# [EXTRACTED DATA]
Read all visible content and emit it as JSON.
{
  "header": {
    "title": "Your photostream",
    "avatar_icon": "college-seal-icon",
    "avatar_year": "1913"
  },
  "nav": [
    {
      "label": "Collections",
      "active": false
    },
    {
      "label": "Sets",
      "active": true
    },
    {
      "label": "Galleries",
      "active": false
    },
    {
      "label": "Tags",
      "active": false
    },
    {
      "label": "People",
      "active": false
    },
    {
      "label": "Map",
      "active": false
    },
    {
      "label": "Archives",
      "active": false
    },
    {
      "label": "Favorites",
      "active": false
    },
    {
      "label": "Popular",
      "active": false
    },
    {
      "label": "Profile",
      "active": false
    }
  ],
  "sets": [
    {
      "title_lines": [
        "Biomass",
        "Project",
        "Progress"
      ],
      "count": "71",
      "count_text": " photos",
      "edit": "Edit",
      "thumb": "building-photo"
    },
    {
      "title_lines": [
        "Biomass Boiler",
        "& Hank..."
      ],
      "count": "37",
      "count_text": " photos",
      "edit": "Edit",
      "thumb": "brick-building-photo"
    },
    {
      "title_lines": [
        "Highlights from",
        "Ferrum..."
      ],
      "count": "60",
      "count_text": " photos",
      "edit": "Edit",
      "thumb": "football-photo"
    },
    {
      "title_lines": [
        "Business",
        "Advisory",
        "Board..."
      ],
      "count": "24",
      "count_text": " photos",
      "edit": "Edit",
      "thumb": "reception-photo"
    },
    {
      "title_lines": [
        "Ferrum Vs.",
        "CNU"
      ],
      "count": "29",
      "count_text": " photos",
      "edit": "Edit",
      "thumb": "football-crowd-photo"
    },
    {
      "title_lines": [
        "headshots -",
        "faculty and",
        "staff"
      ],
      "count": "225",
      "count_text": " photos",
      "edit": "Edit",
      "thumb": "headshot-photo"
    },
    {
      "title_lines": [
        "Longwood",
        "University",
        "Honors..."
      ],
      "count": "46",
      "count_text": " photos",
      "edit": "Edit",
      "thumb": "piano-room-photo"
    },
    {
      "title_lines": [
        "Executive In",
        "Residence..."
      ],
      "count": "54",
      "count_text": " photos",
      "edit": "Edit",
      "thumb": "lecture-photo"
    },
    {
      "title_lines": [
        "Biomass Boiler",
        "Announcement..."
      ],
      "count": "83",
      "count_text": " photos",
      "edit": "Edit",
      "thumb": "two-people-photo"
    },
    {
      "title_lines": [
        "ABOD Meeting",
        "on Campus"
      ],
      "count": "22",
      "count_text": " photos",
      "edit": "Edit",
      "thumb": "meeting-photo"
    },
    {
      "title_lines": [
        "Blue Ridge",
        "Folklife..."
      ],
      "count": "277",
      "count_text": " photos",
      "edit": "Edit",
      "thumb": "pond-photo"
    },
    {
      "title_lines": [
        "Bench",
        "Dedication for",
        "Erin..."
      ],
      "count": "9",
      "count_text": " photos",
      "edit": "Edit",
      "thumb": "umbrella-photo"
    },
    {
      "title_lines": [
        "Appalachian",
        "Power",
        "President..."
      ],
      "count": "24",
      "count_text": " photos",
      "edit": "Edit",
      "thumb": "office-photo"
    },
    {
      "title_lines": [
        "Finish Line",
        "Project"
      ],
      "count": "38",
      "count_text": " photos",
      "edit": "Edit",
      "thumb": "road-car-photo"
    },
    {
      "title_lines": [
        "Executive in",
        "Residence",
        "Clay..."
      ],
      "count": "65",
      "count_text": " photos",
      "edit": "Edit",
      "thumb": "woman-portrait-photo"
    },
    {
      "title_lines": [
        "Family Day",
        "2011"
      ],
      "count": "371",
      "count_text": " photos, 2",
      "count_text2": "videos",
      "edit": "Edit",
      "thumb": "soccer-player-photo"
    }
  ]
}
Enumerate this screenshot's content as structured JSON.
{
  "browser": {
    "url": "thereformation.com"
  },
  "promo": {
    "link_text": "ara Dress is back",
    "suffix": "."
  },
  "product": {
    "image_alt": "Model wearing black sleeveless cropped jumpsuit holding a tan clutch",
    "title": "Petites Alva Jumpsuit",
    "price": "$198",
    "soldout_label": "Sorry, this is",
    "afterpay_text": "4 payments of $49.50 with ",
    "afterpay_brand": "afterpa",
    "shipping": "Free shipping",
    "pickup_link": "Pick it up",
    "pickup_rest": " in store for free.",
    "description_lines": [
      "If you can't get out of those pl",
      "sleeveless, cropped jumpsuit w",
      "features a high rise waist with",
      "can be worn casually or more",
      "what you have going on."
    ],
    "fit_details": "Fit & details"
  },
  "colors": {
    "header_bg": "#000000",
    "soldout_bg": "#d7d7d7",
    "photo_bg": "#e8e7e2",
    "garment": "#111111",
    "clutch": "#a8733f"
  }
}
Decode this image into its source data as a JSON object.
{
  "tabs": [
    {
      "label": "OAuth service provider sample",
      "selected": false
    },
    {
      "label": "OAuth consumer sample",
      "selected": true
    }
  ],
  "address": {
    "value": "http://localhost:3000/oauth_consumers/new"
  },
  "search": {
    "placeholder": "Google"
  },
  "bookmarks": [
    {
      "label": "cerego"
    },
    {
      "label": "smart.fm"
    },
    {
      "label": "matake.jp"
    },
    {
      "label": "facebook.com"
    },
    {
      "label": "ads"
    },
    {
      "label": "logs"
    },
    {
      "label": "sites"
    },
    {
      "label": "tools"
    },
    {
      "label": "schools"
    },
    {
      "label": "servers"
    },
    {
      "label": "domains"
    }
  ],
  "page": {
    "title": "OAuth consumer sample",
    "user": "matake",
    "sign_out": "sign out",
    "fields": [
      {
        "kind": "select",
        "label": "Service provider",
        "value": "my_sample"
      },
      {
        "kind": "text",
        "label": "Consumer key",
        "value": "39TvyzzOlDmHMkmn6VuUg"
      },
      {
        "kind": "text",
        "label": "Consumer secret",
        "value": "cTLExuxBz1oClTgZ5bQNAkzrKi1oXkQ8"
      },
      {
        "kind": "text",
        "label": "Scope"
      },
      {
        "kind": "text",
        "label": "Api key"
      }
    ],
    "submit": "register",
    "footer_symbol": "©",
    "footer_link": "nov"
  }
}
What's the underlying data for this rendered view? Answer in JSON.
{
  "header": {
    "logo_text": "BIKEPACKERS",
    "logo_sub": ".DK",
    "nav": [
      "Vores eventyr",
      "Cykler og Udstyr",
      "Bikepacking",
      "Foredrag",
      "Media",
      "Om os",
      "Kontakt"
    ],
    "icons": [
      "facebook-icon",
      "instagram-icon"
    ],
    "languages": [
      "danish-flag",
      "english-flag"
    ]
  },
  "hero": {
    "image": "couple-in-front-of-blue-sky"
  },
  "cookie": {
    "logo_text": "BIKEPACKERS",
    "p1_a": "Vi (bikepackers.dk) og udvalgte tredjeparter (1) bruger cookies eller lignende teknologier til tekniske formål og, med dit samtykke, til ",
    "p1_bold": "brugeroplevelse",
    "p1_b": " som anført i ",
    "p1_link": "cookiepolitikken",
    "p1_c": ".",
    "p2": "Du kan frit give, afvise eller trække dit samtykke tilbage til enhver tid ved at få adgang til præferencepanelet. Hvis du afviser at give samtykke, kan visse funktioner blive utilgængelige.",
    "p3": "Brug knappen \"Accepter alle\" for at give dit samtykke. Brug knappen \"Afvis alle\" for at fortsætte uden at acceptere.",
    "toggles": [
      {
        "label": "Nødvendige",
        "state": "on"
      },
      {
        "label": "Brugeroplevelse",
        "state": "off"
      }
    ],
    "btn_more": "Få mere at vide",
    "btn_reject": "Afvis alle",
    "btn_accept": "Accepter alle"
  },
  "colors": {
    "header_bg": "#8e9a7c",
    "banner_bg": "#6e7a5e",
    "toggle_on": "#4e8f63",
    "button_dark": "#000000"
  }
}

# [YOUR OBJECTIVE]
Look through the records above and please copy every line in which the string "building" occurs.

# [WRITTEN SOLUTION]
      "thumb": "building-photo"
      "thumb": "brick-building-photo"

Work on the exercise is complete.